If you want a six-pack you need to train using the principles of hypertrophy, or going heavy for eight to 12 repetitions with around 60-90sec rest. It’s highly unlikely that sit-ups will overload your abs enough to let you reach failure you within that rep range. Instead, I’d suggest doing tougher moves such as hanging leg raises, weighted if they’re too easy, cable Russian twists and dumbbell pull-overs, going for two to three sets of each twice a week.
Myth 5 – You need weights to train
Want proof that you don’t need to touch a barbell to get in awe-inspiring shape? Look at Olympic gymnasts. Some never touch a weight but they’re all in impressive physical condition – and brutally strong. The key with bodyweight moves is to keep making them tougher and even that doesn’t take much kit.

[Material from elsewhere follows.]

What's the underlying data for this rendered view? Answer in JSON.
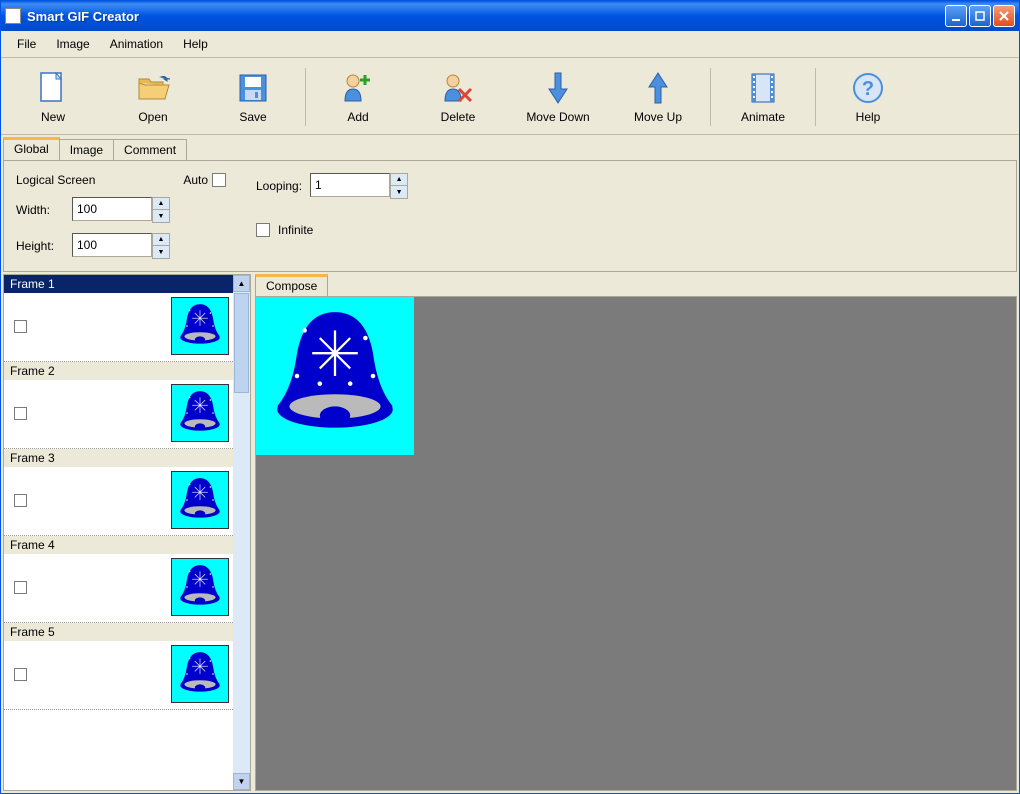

My Opinion Getting in shape doesn’t have to mean hitting the dumbbell rack, look at Joe Wicks and Gymnasts. It’s a common misconception that the only way to get fit is in a gym full of machines. In reality, one can get fit anywhere – from your home to the local car park. The best way to achieve optimum results is short and intense workouts using your body plus simple tools such as a jump rope. Sprint, jump over things, skip and do burpees and lunges and pull-ups on tree branches. Make sure you always challenge yourself by increasing the difficulty each week – say, by aiming for more reps, shorter rest periods or tougher exercise variations.
I hope this helps to dispel a few of the common myths that are out there. If you have any questions at all please don’t be afraid to contact me directly on Instagram @shanewalshfitness or on www.shanewalshfitness.com.